“Creativity,” defined landscape architect Ian McHarg, is “the employment of energy and matter to raise matter and energy to higher levels of order.”
This creativity “always shows the tendency to move from a greater to a lesser randomness, from simplicity to complexity.”
Creative fitting, therefore, is “the ability to find of all environments the most fit, and to adapt that environment and oneself.”
The “synoptic attribute,” or metric, by which one might “determine whether any system in fact accomplishes creative fitting” is “health.”
Health is “the capability of recovery from insult,” and a healthy person is “one who not only solves problems but also seeks them.”
These are the key elements of McHarg’s theory of creative fitting, from 1976 lecture recordings, published in 2006 as The Lost Tapes and in 2007 as Conversations with Students.
He summed up:
So, that is the theory. It is simple minded, but then I am simple minded. I am not a scientist. It has to be simple, or I would not have discovered it. It has to be simple, or I would not be able to use it. That is it. There is something called creativity. We can identify creative fitting. Creative fitting is absolutely required for any system, be it a social system or a natural system.
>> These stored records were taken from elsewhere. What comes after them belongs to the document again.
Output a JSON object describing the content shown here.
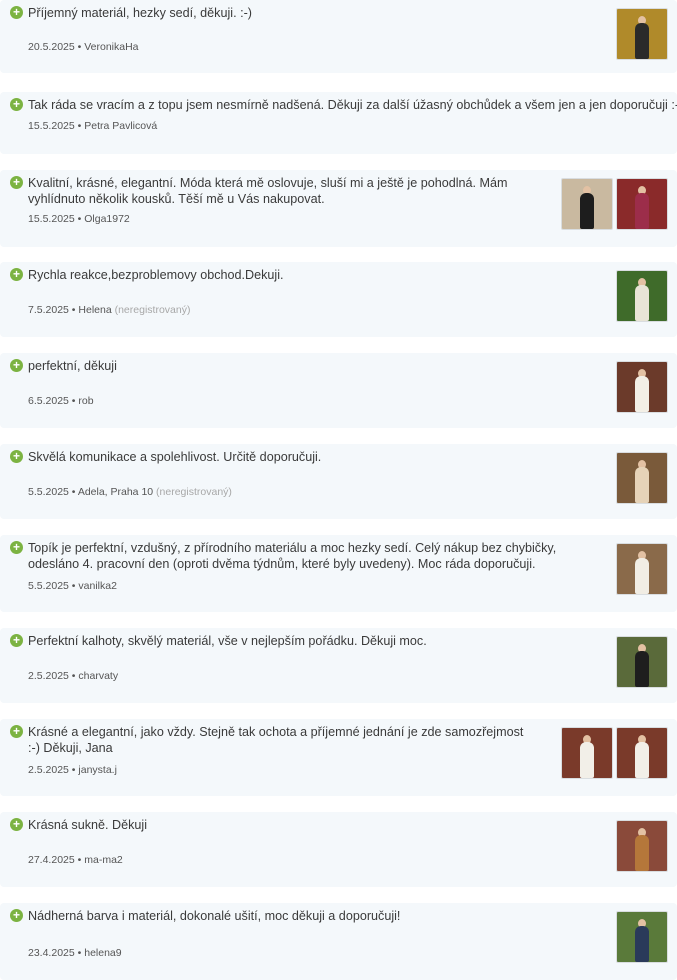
{
  "reviews": [
    {
      "text": "Příjemný materiál, hezky sedí, děkuji. :-)",
      "date": "20.5.2025",
      "author": "VeronikaHa",
      "unregistered": "",
      "photos": [
        {
          "bg": "#b08a2a",
          "fg": "#2a2a2a"
        }
      ]
    },
    {
      "text": "Tak ráda se vracím a z topu jsem nesmírně nadšená. Děkuji za další úžasný obchůdek a všem jen a jen doporučuji :-),",
      "date": "15.5.2025",
      "author": "Petra Pavlicová",
      "unregistered": "",
      "photos": []
    },
    {
      "text": "Kvalitní, krásné, elegantní. Móda která mě oslovuje, sluší mi a ještě je pohodlná. Mám vyhlídnuto několik kousků. Těší mě u Vás nakupovat.",
      "date": "15.5.2025",
      "author": "Olga1972",
      "unregistered": "",
      "photos": [
        {
          "bg": "#c9b9a0",
          "fg": "#1d1d1d"
        },
        {
          "bg": "#8a2a2a",
          "fg": "#9c2d4a"
        }
      ]
    },
    {
      "text": "Rychla reakce,bezproblemovy obchod.Dekuji.",
      "date": "7.5.2025",
      "author": "Helena",
      "unregistered": "(neregistrovaný)",
      "photos": [
        {
          "bg": "#3f6b2a",
          "fg": "#e8e4d6"
        }
      ]
    },
    {
      "text": "perfektní, děkuji",
      "date": "6.5.2025",
      "author": "rob",
      "unregistered": "",
      "photos": [
        {
          "bg": "#6b3a2a",
          "fg": "#f3efe6"
        }
      ]
    },
    {
      "text": "Skvělá komunikace a spolehlivost. Určitě doporučuji.",
      "date": "5.5.2025",
      "author": "Adela, Praha 10",
      "unregistered": "(neregistrovaný)",
      "photos": [
        {
          "bg": "#7a5a3a",
          "fg": "#e6d3b8"
        }
      ]
    },
    {
      "text": "Topík je perfektní, vzdušný, z přírodního materiálu a moc hezky sedí. Celý nákup bez chybičky, odesláno 4. pracovní den (oproti dvěma týdnům, které byly uvedeny). Moc ráda doporučuji.",
      "date": "5.5.2025",
      "author": "vanilka2",
      "unregistered": "",
      "photos": [
        {
          "bg": "#8a6a4a",
          "fg": "#f1ede4"
        }
      ]
    },
    {
      "text": "Perfektní kalhoty, skvělý materiál, vše v nejlepším pořádku. Děkuji moc.",
      "date": "2.5.2025",
      "author": "charvaty",
      "unregistered": "",
      "photos": [
        {
          "bg": "#5a6a3a",
          "fg": "#1e1e1e"
        }
      ]
    },
    {
      "text": "Krásné a elegantní, jako vždy. Stejně tak ochota a příjemné jednání je zde samozřejmost :-) Děkuji, Jana",
      "date": "2.5.2025",
      "author": "janysta.j",
      "unregistered": "",
      "photos": [
        {
          "bg": "#7a3a2a",
          "fg": "#f2efe8"
        },
        {
          "bg": "#7a3a2a",
          "fg": "#f2efe8"
        }
      ]
    },
    {
      "text": "Krásná sukně. Děkuji",
      "date": "27.4.2025",
      "author": "ma-ma2",
      "unregistered": "",
      "photos": [
        {
          "bg": "#8a4a3a",
          "fg": "#b5773a"
        }
      ]
    },
    {
      "text": "Nádherná barva i materiál, dokonalé ušití, moc děkuji a doporučuji!",
      "date": "23.4.2025",
      "author": "helena9",
      "unregistered": "",
      "photos": [
        {
          "bg": "#5a7a3a",
          "fg": "#2a3a5a"
        }
      ]
    }
  ]
}
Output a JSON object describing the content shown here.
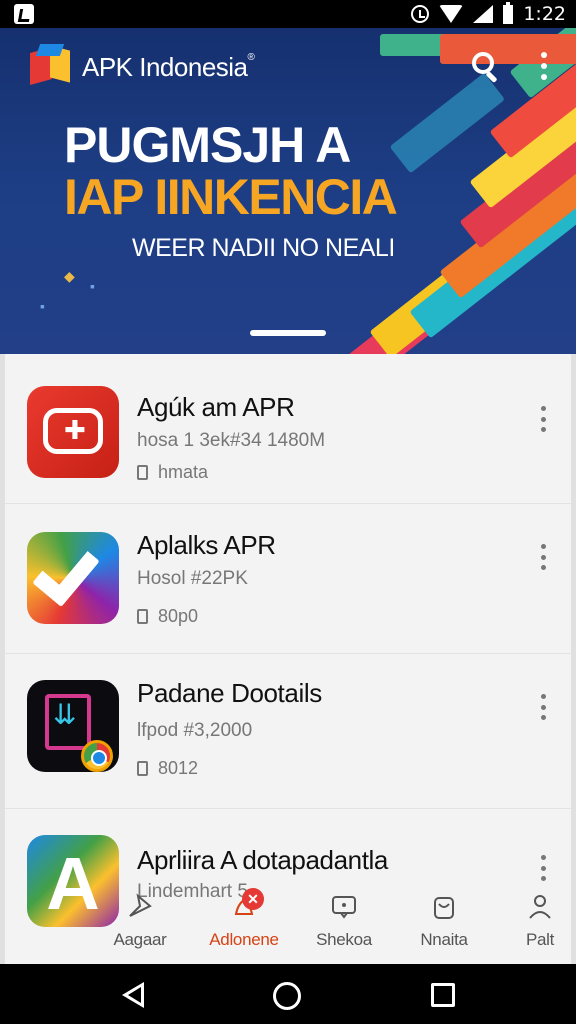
{
  "status_bar": {
    "time": "1:22",
    "icons": [
      "notification-icon",
      "alarm-icon",
      "wifi-icon",
      "signal-icon",
      "battery-icon"
    ]
  },
  "header": {
    "app_title": "APK Indonesia",
    "title_mark": "®",
    "icons": [
      "logo-icon",
      "search-icon",
      "more-vert-icon"
    ]
  },
  "banner": {
    "headline_1": "PUGMSJH A",
    "headline_2": "IAP IINKENCIA",
    "subline": "WEER NADII NO NEALI",
    "colors": {
      "background": "#1d3e85",
      "headline_2": "#f6a623"
    }
  },
  "apps": [
    {
      "title": "Agúk am APR",
      "subtitle": "hosa 1 3ek#34 1480M",
      "meta": "hmata",
      "icon": "red-gamepad-icon"
    },
    {
      "title": "Aplalks APR",
      "subtitle": "Hosol #22PK",
      "meta": "80p0",
      "icon": "checkmark-icon"
    },
    {
      "title": "Padane Dootails",
      "subtitle": "lfpod #3,2000",
      "meta": "8012",
      "icon": "download-doc-icon"
    },
    {
      "title": "Aprliira A dotapadantla",
      "subtitle": "Lindemhart 5",
      "meta": "",
      "icon": "letter-a-icon"
    }
  ],
  "bottom_nav": {
    "tabs": [
      {
        "label": "Aagaar",
        "icon": "send-icon",
        "active": false
      },
      {
        "label": "Adlonene",
        "icon": "bell-icon",
        "active": true,
        "badge": "✕"
      },
      {
        "label": "Shekoa",
        "icon": "chat-icon",
        "active": false
      },
      {
        "label": "Nnaita",
        "icon": "bag-icon",
        "active": false
      },
      {
        "label": "Palt",
        "icon": "person-icon",
        "active": false
      }
    ],
    "colors": {
      "active": "#d84315",
      "inactive": "#555555"
    }
  },
  "system_nav": {
    "icons": [
      "back-icon",
      "home-icon",
      "recents-icon"
    ]
  }
}
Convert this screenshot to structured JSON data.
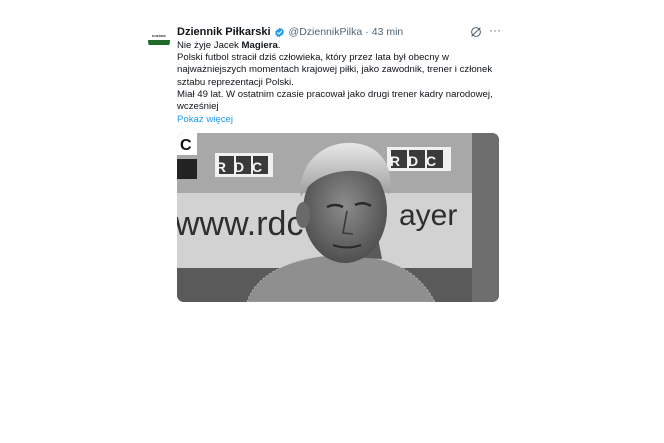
{
  "tweet": {
    "author_name": "Dziennik Piłkarski",
    "handle": "@DziennikPilka",
    "separator": "·",
    "time": "43 min",
    "avatar_text": "DZIENNIK",
    "more_icon": "···",
    "text": {
      "line1_prefix": "Nie żyje Jacek ",
      "line1_bold": "Magiera",
      "line1_suffix": ".",
      "para2": "Polski futbol stracił dziś człowieka, który przez lata był obecny w najważniejszych momentach krajowej piłki, jako zawodnik, trener i członek sztabu reprezentacji Polski.",
      "para3": "Miał 49 lat. W ostatnim czasie pracował jako drugi trener kadry narodowej, wcześniej"
    },
    "show_more": "Pokaż więcej",
    "media": {
      "sign_left": "RDC",
      "sign_right": "RDC",
      "banner_left": "www.rdc",
      "banner_right": "ayer",
      "corner_letter": "C"
    }
  },
  "colors": {
    "text": "#0f1419",
    "secondary": "#536471",
    "link": "#1d9bf0",
    "verified": "#1d9bf0",
    "avatar_brand": "#1e6b2a"
  },
  "icons": [
    "verified-badge-icon",
    "grok-icon",
    "more-icon"
  ]
}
The accomplishment of creative fitting will be revealed in health.
In this video from the 1997 ESRI users conference, ESRI president Jack Dangermond introduced McHarg as the person that “invented many of the concepts of environmental conservation and the notions of using a methodology to do rational planning, considering environmental factors.”
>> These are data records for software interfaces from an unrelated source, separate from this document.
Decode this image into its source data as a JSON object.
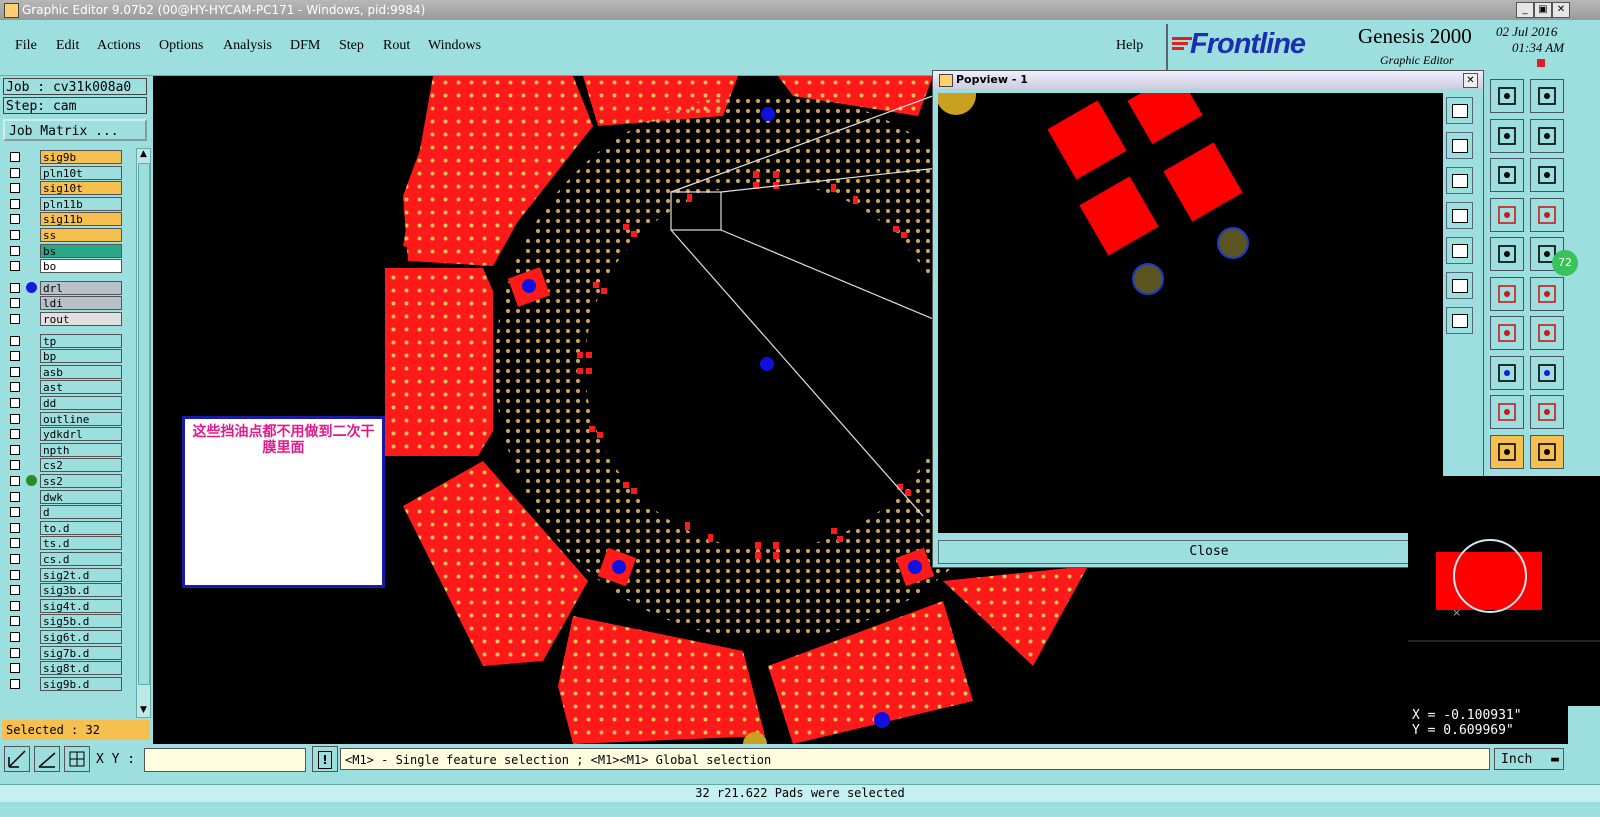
{
  "window": {
    "title": "Graphic Editor 9.07b2 (00@HY-HYCAM-PC171 - Windows, pid:9984)"
  },
  "menu": [
    "File",
    "Edit",
    "Actions",
    "Options",
    "Analysis",
    "DFM",
    "Step",
    "Rout",
    "Windows"
  ],
  "help": "Help",
  "brand": {
    "logo": "Frontline",
    "product": "Genesis 2000",
    "subtitle": "Graphic Editor",
    "date": "02  Jul  2016",
    "time": "01:34  AM"
  },
  "job": "Job : cv31k008a0",
  "step": "Step: cam",
  "job_matrix": "Job Matrix ...",
  "layers": [
    {
      "name": "sig9b",
      "color": "#f5c050"
    },
    {
      "name": "pln10t",
      "color": "#9ddede"
    },
    {
      "name": "sig10t",
      "color": "#f5c050"
    },
    {
      "name": "pln11b",
      "color": "#9ddede"
    },
    {
      "name": "sig11b",
      "color": "#f5c050"
    },
    {
      "name": "ss",
      "color": "#f5c050"
    },
    {
      "name": "bs",
      "color": "#2aa888"
    },
    {
      "name": "bo",
      "color": "#ffffff"
    },
    {
      "name": "drl",
      "color": "#b8c0c8",
      "dot": "#1818e0"
    },
    {
      "name": "ldi",
      "color": "#b8c0c8"
    },
    {
      "name": "rout",
      "color": "#e0e0e0"
    },
    {
      "name": "tp",
      "color": "#9ddede"
    },
    {
      "name": "bp",
      "color": "#9ddede"
    },
    {
      "name": "asb",
      "color": "#9ddede"
    },
    {
      "name": "ast",
      "color": "#9ddede"
    },
    {
      "name": "dd",
      "color": "#9ddede"
    },
    {
      "name": "outline",
      "color": "#9ddede"
    },
    {
      "name": "ydkdrl",
      "color": "#9ddede"
    },
    {
      "name": "npth",
      "color": "#9ddede"
    },
    {
      "name": "cs2",
      "color": "#9ddede"
    },
    {
      "name": "ss2",
      "color": "#9ddede",
      "dot": "#2a8a2a"
    },
    {
      "name": "dwk",
      "color": "#9ddede"
    },
    {
      "name": "d",
      "color": "#9ddede"
    },
    {
      "name": "to.d",
      "color": "#9ddede"
    },
    {
      "name": "ts.d",
      "color": "#9ddede"
    },
    {
      "name": "cs.d",
      "color": "#9ddede"
    },
    {
      "name": "sig2t.d",
      "color": "#9ddede"
    },
    {
      "name": "sig3b.d",
      "color": "#9ddede"
    },
    {
      "name": "sig4t.d",
      "color": "#9ddede"
    },
    {
      "name": "sig5b.d",
      "color": "#9ddede"
    },
    {
      "name": "sig6t.d",
      "color": "#9ddede"
    },
    {
      "name": "sig7b.d",
      "color": "#9ddede"
    },
    {
      "name": "sig8t.d",
      "color": "#9ddede"
    },
    {
      "name": "sig9b.d",
      "color": "#9ddede"
    }
  ],
  "selected": "Selected : 32",
  "annotation": "这些挡油点都不用做到二次干膜里面",
  "popview": {
    "title": "Popview - 1",
    "close": "Close"
  },
  "xy_label": "X Y :",
  "xy_value": "",
  "message": "<M1> - Single feature selection ; <M1><M1> Global selection",
  "units": "Inch",
  "coords": {
    "x": "X = -0.100931\"",
    "y": "Y = 0.609969\""
  },
  "status": "32 r21.622 Pads were selected",
  "badge": "72",
  "colors": {
    "pad_red": "#ff0000",
    "pad_gold": "#c8a040",
    "hole_blue": "#1010e0",
    "bg": "#9ddede"
  }
}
McHarg takes the stage, full of poetry, at 2:30. His talk is in two video parts: